**Exercise description**
What is needed is each line of the data below that holds the string "JSON".

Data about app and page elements
┌────────

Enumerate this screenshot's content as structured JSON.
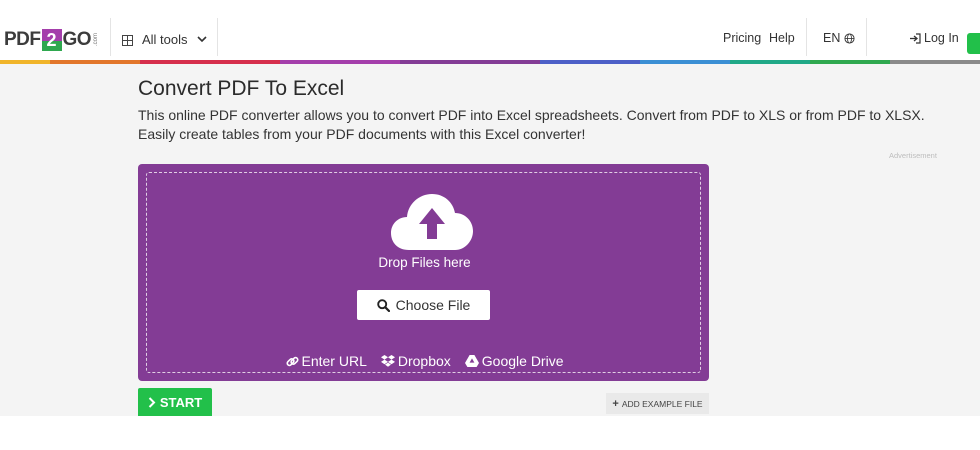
{
  "header": {
    "logo": {
      "left": "PDF",
      "middle": "2",
      "right": "GO",
      "suffix": ".com"
    },
    "all_tools_label": "All tools",
    "nav": {
      "pricing": "Pricing",
      "help": "Help",
      "language": "EN",
      "login": "Log In"
    }
  },
  "colors": {
    "brand_purple": "#833c95",
    "start_green": "#22c04a",
    "stripe": [
      "#f0b429",
      "#e2762b",
      "#d62f4c",
      "#a43eab",
      "#833c95",
      "#4c5fc7",
      "#3b8fd4",
      "#20a887",
      "#2fa84f",
      "#8a8a8a"
    ]
  },
  "main": {
    "title": "Convert PDF To Excel",
    "description": "This online PDF converter allows you to convert PDF into Excel spreadsheets. Convert from PDF to XLS or from PDF to XLSX. Easily create tables from your PDF documents with this Excel converter!",
    "advertisement": "Advertisement"
  },
  "upload": {
    "icon": "cloud-upload-icon",
    "drop_text": "Drop Files here",
    "choose_label": "Choose File",
    "sources": [
      {
        "icon": "link-icon",
        "label": "Enter URL"
      },
      {
        "icon": "dropbox-icon",
        "label": "Dropbox"
      },
      {
        "icon": "google-drive-icon",
        "label": "Google Drive"
      }
    ]
  },
  "actions": {
    "start_label": "START",
    "example_label": "ADD EXAMPLE FILE"
  }
}
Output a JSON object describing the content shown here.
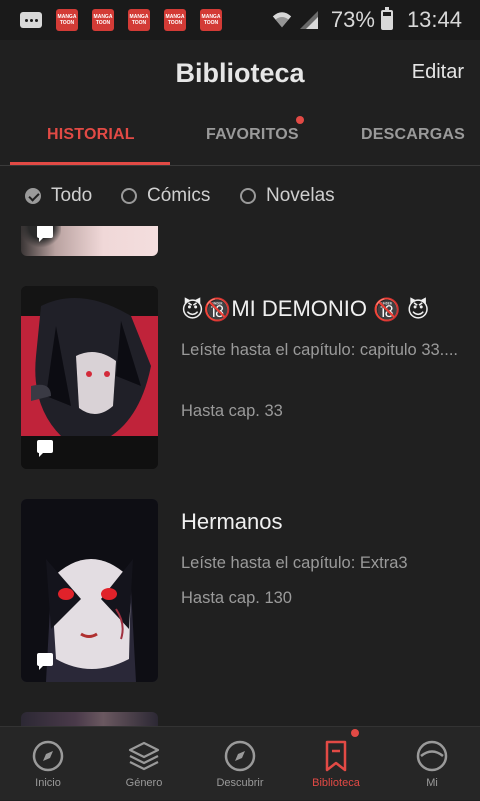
{
  "status_bar": {
    "app_icon_label_top": "MANGA",
    "app_icon_label_bottom": "TOON",
    "battery_percent": "73%",
    "battery_level": 0.73,
    "time": "13:44"
  },
  "header": {
    "title": "Biblioteca",
    "edit_label": "Editar"
  },
  "tabs": [
    {
      "label": "HISTORIAL",
      "active": true
    },
    {
      "label": "FAVORITOS",
      "active": false,
      "badge_dot": true
    },
    {
      "label": "DESCARGAS",
      "active": false
    }
  ],
  "filters": [
    {
      "label": "Todo",
      "checked": true
    },
    {
      "label": "Cómics",
      "checked": false
    },
    {
      "label": "Novelas",
      "checked": false
    }
  ],
  "items": [
    {
      "title_emoji_left": "😈🔞",
      "title_text": "MI DEMONIO",
      "title_emoji_right": "🔞 😈",
      "progress": "Leíste hasta el capítulo: capitulo 33....",
      "upto": "Hasta cap. 33"
    },
    {
      "title_text": "Hermanos",
      "progress": "Leíste hasta el capítulo: Extra3",
      "upto": "Hasta cap. 130"
    }
  ],
  "bottom_nav": [
    {
      "label": "Inicio",
      "icon": "compass-icon",
      "active": false
    },
    {
      "label": "Género",
      "icon": "layers-icon",
      "active": false
    },
    {
      "label": "Descubrir",
      "icon": "compass-icon",
      "active": false
    },
    {
      "label": "Biblioteca",
      "icon": "bookmark-icon",
      "active": true,
      "badge_dot": true
    },
    {
      "label": "Mi",
      "icon": "face-icon",
      "active": false
    }
  ],
  "colors": {
    "accent": "#e24a45",
    "background": "#202020",
    "muted_text": "#9a9a9a"
  }
}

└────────

**Solution for this task**
Enumerate this screenshot's content as structured JSON.
Output a JSON object describing the content shown here.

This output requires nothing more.